Austin's Wi-Fi network's first phase up and running: The network was built for an upcoming information technology conference that will leave behind the nucleus of what the city wants to have become a metro-scale network. Cisco donated the early equipment, which comprises 28 access points.
Orlando plans 9 sq. mi. network: Despite being cited as a failure by another city in Florida a few days ago. The service will be free, throttled to a certain level to be determined, but which apparently could be as low as "two times dial-up" (128 Kbps?). The firm Smart City will pay something like a franchise fee--6 percent of gross revenue--to operate the service.
Tempe's University of Arizona will build its own network: Despite earlier speculation that NeoReach would extend its Tempe network into the UA campus, this story makes it sound as if the university will build its own network using student fees. The cost will be $65 per year per student and $6.9m overall. My mistake: The dateline is Tempe but the University of Arizona (UA) is in Tucson; Arizona State (ASU) is in Tempe.

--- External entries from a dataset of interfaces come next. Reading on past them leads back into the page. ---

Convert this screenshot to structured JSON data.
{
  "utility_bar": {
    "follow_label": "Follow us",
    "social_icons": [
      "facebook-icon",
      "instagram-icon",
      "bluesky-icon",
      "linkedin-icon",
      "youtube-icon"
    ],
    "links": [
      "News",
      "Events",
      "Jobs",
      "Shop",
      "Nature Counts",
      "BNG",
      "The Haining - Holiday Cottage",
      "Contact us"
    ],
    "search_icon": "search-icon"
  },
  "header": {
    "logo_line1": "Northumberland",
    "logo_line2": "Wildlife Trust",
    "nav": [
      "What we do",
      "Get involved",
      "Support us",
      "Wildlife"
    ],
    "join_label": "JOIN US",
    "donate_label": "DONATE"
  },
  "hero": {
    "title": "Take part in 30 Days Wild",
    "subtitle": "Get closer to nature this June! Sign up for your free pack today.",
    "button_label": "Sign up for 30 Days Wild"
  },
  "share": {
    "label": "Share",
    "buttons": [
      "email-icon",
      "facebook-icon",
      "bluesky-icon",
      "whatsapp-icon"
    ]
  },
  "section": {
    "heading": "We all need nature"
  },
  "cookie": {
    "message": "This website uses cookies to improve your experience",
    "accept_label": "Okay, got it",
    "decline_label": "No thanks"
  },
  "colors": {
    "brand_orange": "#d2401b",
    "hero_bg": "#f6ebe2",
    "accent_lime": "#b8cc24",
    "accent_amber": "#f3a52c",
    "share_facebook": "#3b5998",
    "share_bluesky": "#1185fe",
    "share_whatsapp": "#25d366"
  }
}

Montreal suggests waiting to see what other cities do before leaping into metro-scale service: Montreal's community wireless group has installed 70 hotspots, and the city is apparently in no rush to be the schlemazel who suffers the missteps of a pioneer. The city has no timeline for such a service, and one of the founders of Île Sans Fil (that would be "island without strings" or "wireless island") thinks the city should follow their model. Update: See comment below. The fellow quoted in the story from the community wireless group says the reporter mischaracterized his opinions.